History’s Side Streets with Richard Bloom
Join us as we stroll along the side streets of American history and poke about the nooks and crannies to meet, greet and explore the forgotten, overlooked and unusual folks and events that have helped shape the American story. Along the way we bump into a few familiar faces with unfamiliar tales to tell.
$5 day of per class, exact change please
By George, That’s It!
George Washington didn’t become the father of his country for his exploits during the American Revolution. No, he earned that title 21 years earlier at a little place called Jumonville Glen in Pennsylvania.
553520 A: Th, 9/14
Bring Me Benedict Arnold!
In 1780 General George Washington ordered Sgt. Major John Champe of Virginia to find, capture and return Benedict Arnold to his headquarters to stand trial for treason.
553521 A: Th, 9/21
Virginia’s Jack Jouett rode like the wind the night of June 3, 1781 to save Virginia Governor Thomas Jefferson from the grasp of British dragoon Commander Banastre Tarelton.
553522 A: Th, 9/28
First cousins Micajah and Wiley Harpe are considered to be America’s first serial killers, dispatching some 40 men, women and children on the frontier between 1780 and 1799.
553523 A: Th, 10/5
Lincoln for the Defense
In 1847, future emancipator Abraham Lincoln surprisingly defended a slave owner’s right to hold human chattel.
553524 A: Th, 10/12
Saved by the Belle
Ida Lewis was reportedly the most celebrated lighthouse keeper along the East Coast between 1854 and 1905, especially having rescued 18-25 folks from sure death.
553525 A: Th, 10/19
Bell to the Rescue
After President James Garfield was shot in 1881, telephone inventor Alexander Graham Bell developed a unique device to help find the bullet still lodged in his body.
553526 A 12:30-1:30 pm Th 10/26
Gee, Man, What Happened
Fame, fortune and friends eluded Eliot Ness in the years after he helped jail celebrated crime lord Al Capone. By the time he died of a massive heart attack at age 54, he was a broken man.
553527 A: Th, 11/2
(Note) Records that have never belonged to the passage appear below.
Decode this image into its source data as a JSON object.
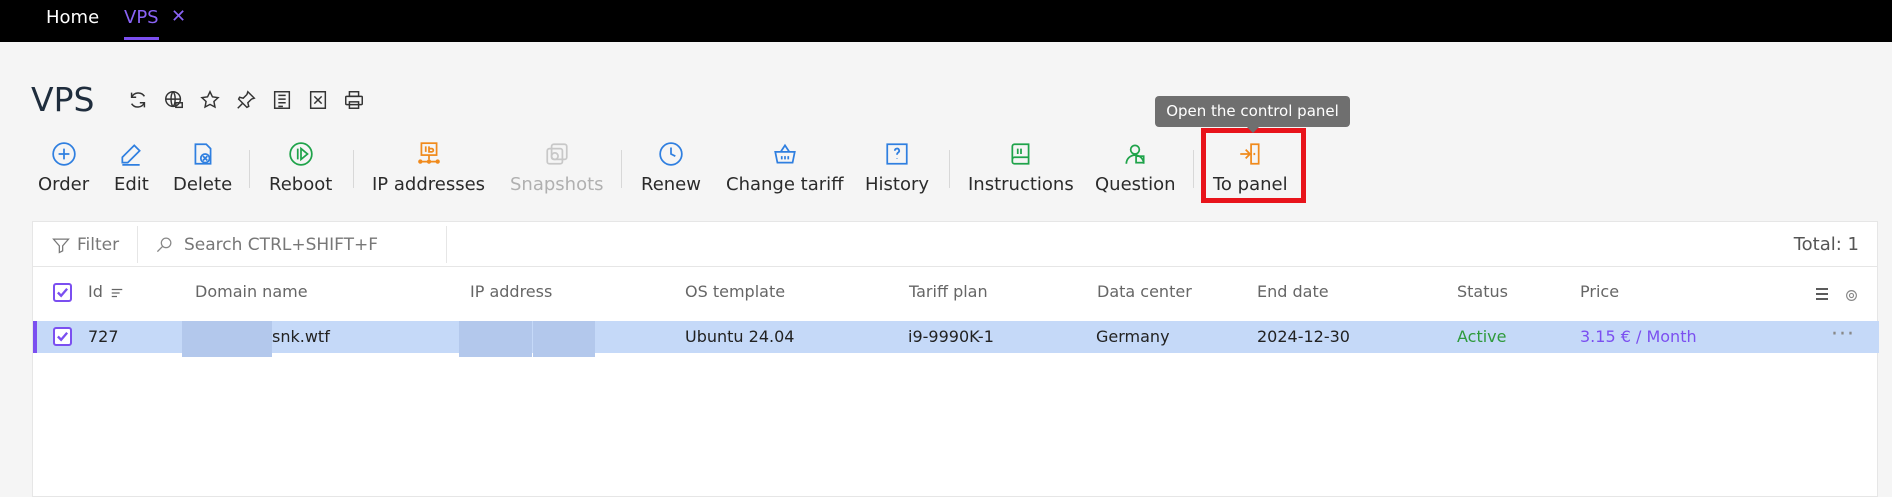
{
  "tabs": {
    "home_label": "Home",
    "vps_label": "VPS",
    "close_glyph": "✕"
  },
  "page": {
    "title": "VPS"
  },
  "header_icons": [
    "refresh-icon",
    "globe-icon",
    "star-icon",
    "pin-icon",
    "list-doc-icon",
    "excel-icon",
    "printer-icon"
  ],
  "toolbar": {
    "order": "Order",
    "edit": "Edit",
    "delete": "Delete",
    "reboot": "Reboot",
    "ip_addresses": "IP addresses",
    "snapshots": "Snapshots",
    "renew": "Renew",
    "change_tariff": "Change tariff",
    "history": "History",
    "instructions": "Instructions",
    "question": "Question",
    "to_panel": "To panel"
  },
  "tooltip": "Open the control panel",
  "filterbar": {
    "filter_label": "Filter",
    "search_placeholder": "Search CTRL+SHIFT+F",
    "total": "Total: 1"
  },
  "columns": {
    "id": "Id",
    "domain": "Domain name",
    "ip": "IP address",
    "os": "OS template",
    "tariff": "Tariff plan",
    "dc": "Data center",
    "end": "End date",
    "status": "Status",
    "price": "Price"
  },
  "rows": [
    {
      "id": "727",
      "domain": "snk.wtf",
      "os": "Ubuntu 24.04",
      "tariff": "i9-9990K-1",
      "dc": "Germany",
      "end": "2024-12-30",
      "status": "Active",
      "price": "3.15 € / Month",
      "more": "···"
    }
  ],
  "colors": {
    "accent": "#7b4ff0",
    "selected_row": "#c5d9f8",
    "status_active": "#2e9a3c",
    "highlight_box": "#e8141b"
  }
}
Wally Pipp had been the starting New York Yankees’ first baseman for 11 seasons. Legend has it he developed a headache and manager Miller Huggins yanked him in favor of Lou Gehrig. The legend has it all wrong.
553528 A: Th, 11/9
Seventeen-year-old female baseball pitcher Jackie Mitchell faced down celebrated sluggers Babe Ruth and Lou Gehrig in 1931 and struck out both – well, maybe.
553529 A: Th, 11/16
In the 1930s, a team of high schoolers from the small town of Waterloo, Ohio delivered a brand of winning Class B basketball worthy of the Harlem Globetrotters.
553530 A: Th, 11/30
Too Young the Hero
Calvin Graham was only an incredible 12- years- old when he was wounded by shrapnel in the battle for Guadalcanal in World War II.
553531 A: Th, 12/7